Although, she is a good multisport athlete, she is not exceptional at basketball or track. She does not have the recruiting potential in either of those sports as she does for volleyball. Nor are they her primary passion but she enjoys playing them and she likes the variety which has prevented her from burn out with volleyball.
Based on that information. Can you give us some guidance as to whether or not she should play club volleyball this junior season in order to get recruited to play college ball. I might also add, she has been struggling a little bit with a minor shoulder injury that we are icing and rehabing with PT to keep it under control. She is concerned about the need for rest from hitting and serving to protect that shoulder as well.
Thanks for any advice.

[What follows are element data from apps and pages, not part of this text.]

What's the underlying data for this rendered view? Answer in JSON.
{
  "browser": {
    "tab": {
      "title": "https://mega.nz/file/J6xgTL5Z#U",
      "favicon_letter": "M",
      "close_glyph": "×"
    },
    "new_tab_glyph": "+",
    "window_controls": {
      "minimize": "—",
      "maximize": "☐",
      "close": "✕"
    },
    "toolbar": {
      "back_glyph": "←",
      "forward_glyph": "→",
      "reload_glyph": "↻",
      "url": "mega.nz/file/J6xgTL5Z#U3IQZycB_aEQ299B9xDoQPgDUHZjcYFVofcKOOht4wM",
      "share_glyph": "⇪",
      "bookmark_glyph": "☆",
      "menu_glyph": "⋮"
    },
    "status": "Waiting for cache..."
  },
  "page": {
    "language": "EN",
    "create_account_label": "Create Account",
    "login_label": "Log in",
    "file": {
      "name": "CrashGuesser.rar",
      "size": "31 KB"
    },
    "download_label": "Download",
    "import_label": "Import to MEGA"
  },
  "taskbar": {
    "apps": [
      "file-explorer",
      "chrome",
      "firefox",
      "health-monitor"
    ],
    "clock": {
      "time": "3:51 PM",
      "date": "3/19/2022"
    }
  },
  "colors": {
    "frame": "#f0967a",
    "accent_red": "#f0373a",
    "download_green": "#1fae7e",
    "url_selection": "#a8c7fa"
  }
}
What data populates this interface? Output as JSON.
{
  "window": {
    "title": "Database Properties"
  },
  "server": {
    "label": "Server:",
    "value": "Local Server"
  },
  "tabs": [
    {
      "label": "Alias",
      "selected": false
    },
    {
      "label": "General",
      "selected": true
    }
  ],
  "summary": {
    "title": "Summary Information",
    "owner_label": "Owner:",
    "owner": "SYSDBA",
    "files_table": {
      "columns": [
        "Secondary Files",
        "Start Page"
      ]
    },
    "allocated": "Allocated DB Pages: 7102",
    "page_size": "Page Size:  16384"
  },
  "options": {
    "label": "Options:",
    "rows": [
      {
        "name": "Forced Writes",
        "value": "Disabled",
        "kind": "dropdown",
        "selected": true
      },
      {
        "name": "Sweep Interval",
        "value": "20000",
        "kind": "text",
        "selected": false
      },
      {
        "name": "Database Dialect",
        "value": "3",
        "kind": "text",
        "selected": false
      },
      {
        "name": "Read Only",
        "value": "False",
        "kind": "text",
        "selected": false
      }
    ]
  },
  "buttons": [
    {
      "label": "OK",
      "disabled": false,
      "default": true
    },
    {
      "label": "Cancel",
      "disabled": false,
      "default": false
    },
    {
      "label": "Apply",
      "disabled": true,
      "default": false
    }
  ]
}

Apologies for the later reply to your email - Day job got me too busy!
To begin with, I am honestly surprised that your daughter has been able to play club, and high school basketball, run high school track and keep her grades solid into her junior year of school!
Specific to Volleyball, as a 6'1" Outside Hitter, she will be an attractive recruit because of her height and associated athleticism. The level of collegiate volleyball will be determined by her ball control skills, swing technique/power and how high she jumps.
Playing club volleyball as a Junior is critical to recruiting success. It is a combination of club volleyball being the vehicle for which college coaches use in recruiting; they rarely go to high school matches because they are in their collegiate season, and very large club volleyball tournaments start in January!
A key component, which I feel is sometimes overlooked by families, is that club volleyball provides tens of thousands of extra touches upon the ball, not to mention refining non-ball touching techniques. College volleyball recruiting is a competitive endeavor - Your daughter is competing against hundreds of other 6'1" outside hitters for that roster opportunity! All things being equal, the player with ten thousand extra touches will be better than the player without.
The shoulder is something which should be managed and is quite common with older high school players; just part of being an outside hitter. Reduce maximum swings; an OH does not need to swing hard or 100% on each repetition. Swing at 75 percent and focus on technique in practice. Be aware of having days where there is no swinging if the shoulder feels a bit sore.
If your daughter wants to play collegiate volleyball, with the most opportunities to choose from, then club volleyball is necessary. That being said, if your daughter loves the other sports and needs to sacrifice club volleyball to participate and study, then college volleyball is still attainable (mainly due to a being 6'1" OH) but she will need to be extremely active in the outreach process and be diligent about creating and sending skill videos because college coaches won't be able to see her play in the winter/spring/summer.
Good luck with the rest of the high school season!